Copper is a chemical element with the symbol Cu and atomic number 29. It has a unique electron arrangement, which makes it an essential element for many technological applications. Understanding the electron count of copper is crucial in predicting its chemical behavior and understanding its chemical properties. In this blog post, we will delve deeper into the electron configuration of copper to help you understand why it behaves the way it does.
To start, let’s briefly discuss what electrons are and how they affect the behavior of atoms. Electrons are negatively charged particles that orbit around the nucleus of an atom. They play a crucial role in determining the chemical properties of elements. All elements have a specific number of electrons that determine their chemical behavior. The number of electrons in an element’s outermost shell (valence shell) determines its chemical reactivity.
Now, let’s take a closer look at copper. Copper has 29 electrons, with the first two orbiting the nucleus in the 1s orbital, the next eight electrons in the 2s and 2p orbitals, and the remaining 19 electrons filling up the 3s, 3p, and 3d orbitals. The valence electrons of copper are found in the 4s and 3d orbitals, with one electron occupying the 4s orbital and ten electrons in the 3d orbital.
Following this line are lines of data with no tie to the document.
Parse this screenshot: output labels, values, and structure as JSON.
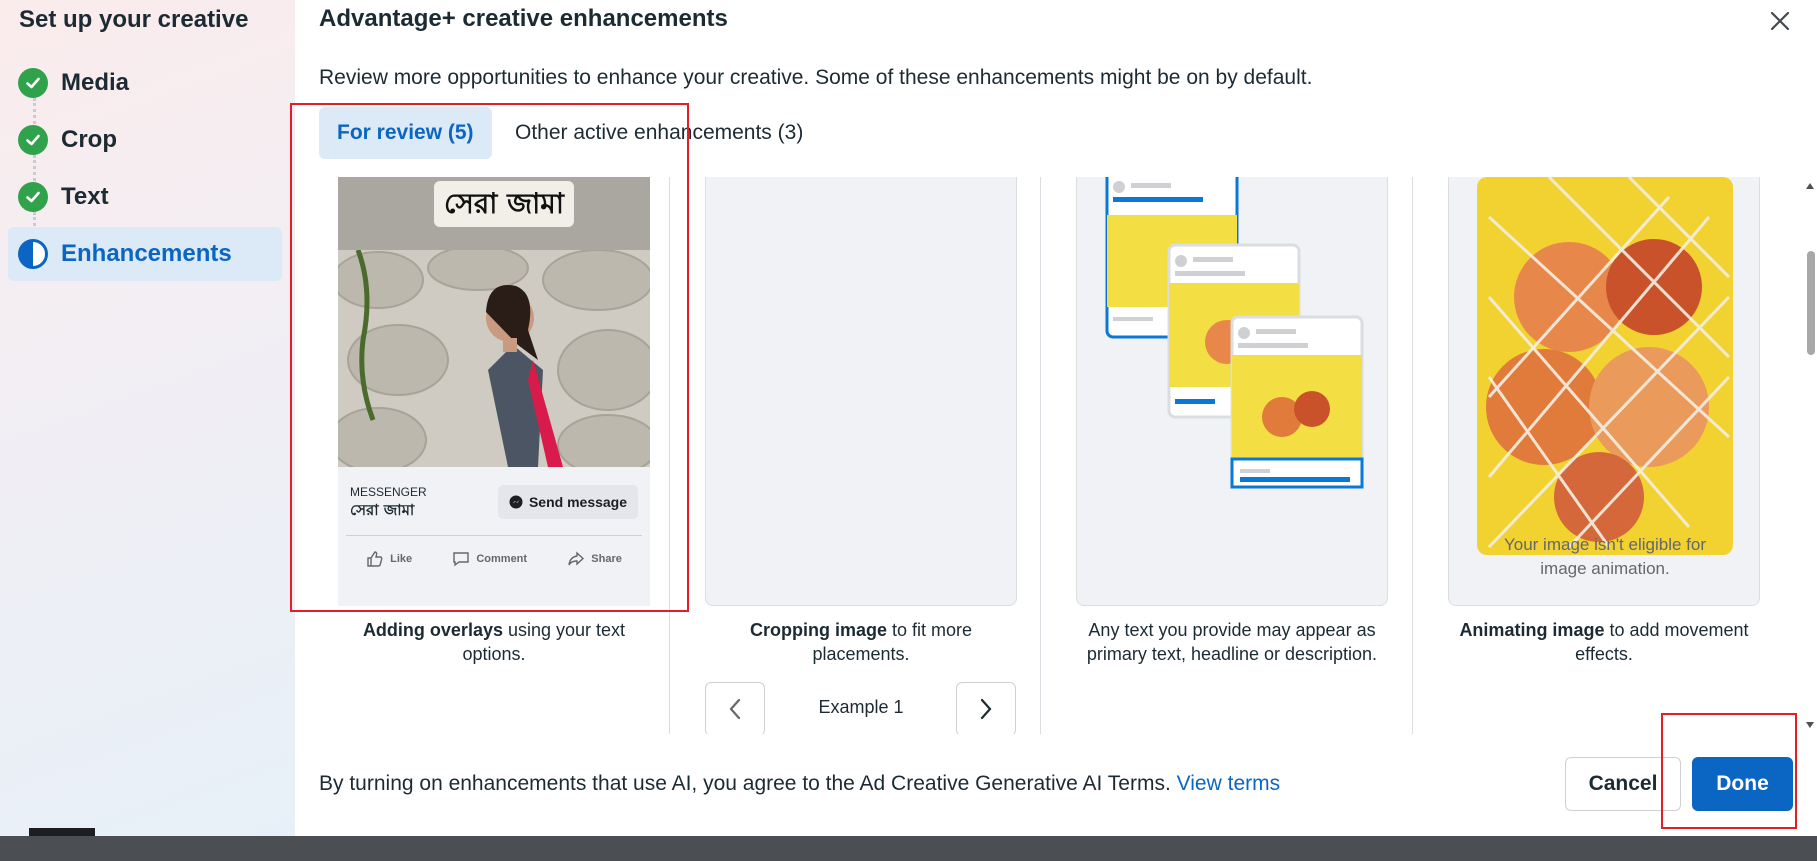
{
  "sidebar": {
    "title": "Set up your creative",
    "steps": [
      {
        "label": "Media",
        "state": "done"
      },
      {
        "label": "Crop",
        "state": "done"
      },
      {
        "label": "Text",
        "state": "done"
      },
      {
        "label": "Enhancements",
        "state": "active"
      }
    ]
  },
  "dialog": {
    "title": "Advantage+ creative enhancements",
    "subtitle": "Review more opportunities to enhance your creative. Some of these enhancements might be on by default.",
    "tabs": [
      {
        "label": "For review (5)",
        "active": true
      },
      {
        "label": "Other active enhancements (3)",
        "active": false
      }
    ],
    "cards": [
      {
        "caption_bold": "Adding overlays",
        "caption_rest": " using your text options.",
        "mock": {
          "overlay_text": "সেরা জামা",
          "messenger_label": "MESSENGER",
          "messenger_name": "সেরা জামা",
          "send_button": "Send message",
          "reactions": [
            "Like",
            "Comment",
            "Share"
          ]
        }
      },
      {
        "caption_bold": "Cropping image",
        "caption_rest": " to fit more placements.",
        "example_label": "Example 1"
      },
      {
        "caption_bold": "",
        "caption_rest": "Any text you provide may appear as primary text, headline or description."
      },
      {
        "caption_bold": "Animating image",
        "caption_rest": " to add movement effects.",
        "note": "Your image isn't eligible for image animation."
      }
    ],
    "footer": {
      "text": "By turning on enhancements that use AI, you agree to the Ad Creative Generative AI Terms.",
      "link": "View terms"
    },
    "buttons": {
      "cancel": "Cancel",
      "done": "Done"
    }
  },
  "colors": {
    "accent": "#0a66c2",
    "success": "#31a24c",
    "highlight": "#e41e26"
  }
}
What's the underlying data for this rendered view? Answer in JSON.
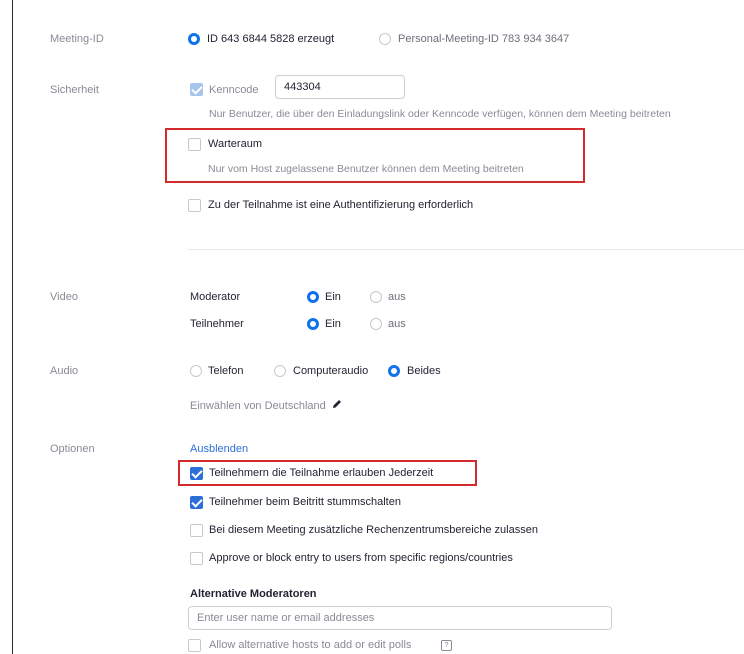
{
  "meeting_id": {
    "label": "Meeting-ID",
    "option_generated": "ID 643 6844 5828 erzeugt",
    "option_personal": "Personal-Meeting-ID 783 934 3647"
  },
  "security": {
    "label": "Sicherheit",
    "passcode_label": "Kenncode",
    "passcode_value": "443304",
    "passcode_hint": "Nur Benutzer, die über den Einladungslink oder Kenncode verfügen, können dem Meeting beitreten",
    "waiting_room_label": "Warteraum",
    "waiting_room_hint": "Nur vom Host zugelassene Benutzer können dem Meeting beitreten",
    "auth_label": "Zu der Teilnahme ist eine Authentifizierung erforderlich"
  },
  "video": {
    "label": "Video",
    "host_label": "Moderator",
    "participant_label": "Teilnehmer",
    "on_label": "Ein",
    "off_label": "aus"
  },
  "audio": {
    "label": "Audio",
    "phone": "Telefon",
    "computer": "Computeraudio",
    "both": "Beides",
    "dial_in": "Einwählen von Deutschland"
  },
  "options": {
    "label": "Optionen",
    "hide_link": "Ausblenden",
    "join_anytime": "Teilnehmern die Teilnahme erlauben Jederzeit",
    "mute_on_entry": "Teilnehmer beim Beitritt stummschalten",
    "data_center": "Bei diesem Meeting zusätzliche Rechenzentrumsbereiche zulassen",
    "approve_block": "Approve or block entry to users from specific regions/countries",
    "alt_hosts_title": "Alternative Moderatoren",
    "alt_hosts_placeholder": "Enter user name or email addresses",
    "allow_polls": "Allow alternative hosts to add or edit polls"
  },
  "colors": {
    "accent": "#0e72ed",
    "checkbox": "#2d6fd8",
    "highlight": "#d12b2b"
  }
}
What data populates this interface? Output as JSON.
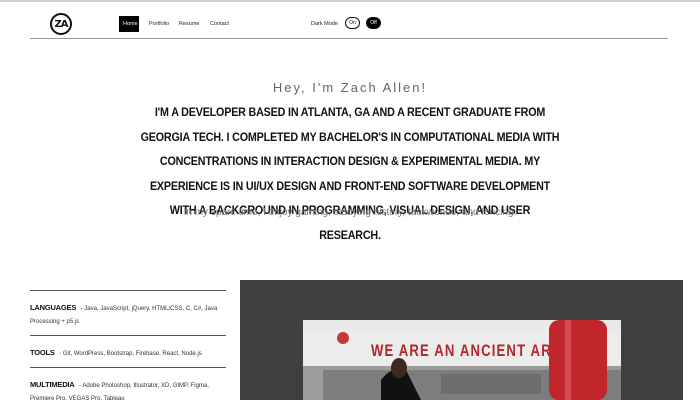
{
  "nav": {
    "logo_text": "ZA",
    "links": [
      {
        "label": "Home",
        "active": true
      },
      {
        "label": "Portfolio"
      },
      {
        "label": "Resume"
      },
      {
        "label": "Contact"
      }
    ],
    "dark_mode": {
      "label": "Dark Mode",
      "on_label": "On",
      "off_label": "Off",
      "selected": "Off"
    }
  },
  "hero": {
    "greeting": "Hey, I'm Zach Allen!",
    "bio": "I'm a developer based in Atlanta, GA and a recent graduate from Georgia Tech. I completed my Bachelor's in Computational Media with concentrations in Interaction Design & Experimental Media. My experience is in UI/UX design and front-end software development with a background in programming, visual design, and user research.",
    "hobbies": "In my spare time, I enjoy gaming, studying history, taekwondo, and fencing."
  },
  "skills": [
    {
      "title": "LANGUAGES",
      "items": "Java, JavaScript, jQuery, HTML/CSS, C, C#, Java Processing + p5.js"
    },
    {
      "title": "TOOLS",
      "items": "Git, WordPress, Bootstrap, Firebase, React, Node.js"
    },
    {
      "title": "MULTIMEDIA",
      "items": "Adobe Photoshop, Illustrator, XD, GIMP, Figma, Premiere Pro, VEGAS Pro, Tableau"
    }
  ],
  "media": {
    "banner_text": "WE ARE AN ANCIENT ART"
  },
  "colors": {
    "accent": "#000000",
    "media_bg": "#3f3f3f",
    "banner_red": "#b3262b"
  }
}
Copper’s electron configuration can be represented as [Ar] 3d10 4s1, where [Ar] represents the electron configuration of argon, which is the element directly before copper in the periodic table. The Ar configuration is used to represent the filled inner-shell electrons, leaving only the outer-shell electrons – 3d10 and 4s1 – to be considered.
The electron configuration of copper is unique because it has one unpaired electron in the 4s orbital. Elements are generally most stable when all of their orbitals are filled, so this unpaired electron in the 4s orbital makes copper slightly unstable. This instability leads to copper’s reactivity and makes it useful in many technological applications.
Copper’s unique electron configuration also gives rise to its distinctive color. Copper atoms absorb light in the ultraviolet region of the electromagnetic spectrum, causing electrons in the 3d orbital to be excited to higher energy levels. When these electrons return to their original energy level, they release energy in the visible spectrum, giving copper its characteristic reddish-orange color.
Another unique property of copper is its ability to form stable complexes with other elements. The 3d orbitals of copper have a shape that allows them to coordinate with other orbitals, forming complex structures. This complex formation is essential in biological processes such as respiration, where copper is involved in electron transport.
Understanding copper’s electron count can also help us understand its chemical behavior when reacting with other elements. For example, copper can form a variety of oxidation states, ranging from +1 to +2. The 4s and 3d orbitals of copper interact with oxygen to form copper oxide (CuO) in a process called oxidation. Copper can also react with sulfur to form copper sulfide (CuS).
In conclusion, understanding the electron count of copper is crucial for predicting its chemical behavior and understanding its chemical properties. Copper’s unique electron configuration, with one unpaired electron in the 4s orbital, gives rise to its reactivity, color, and complex formation abilities. The electron configuration also helps predict copper’s reaction with other elements, such as oxygen and sulfur. With this understanding, we can better appreciate copper’s importance in technological applications and biological processes.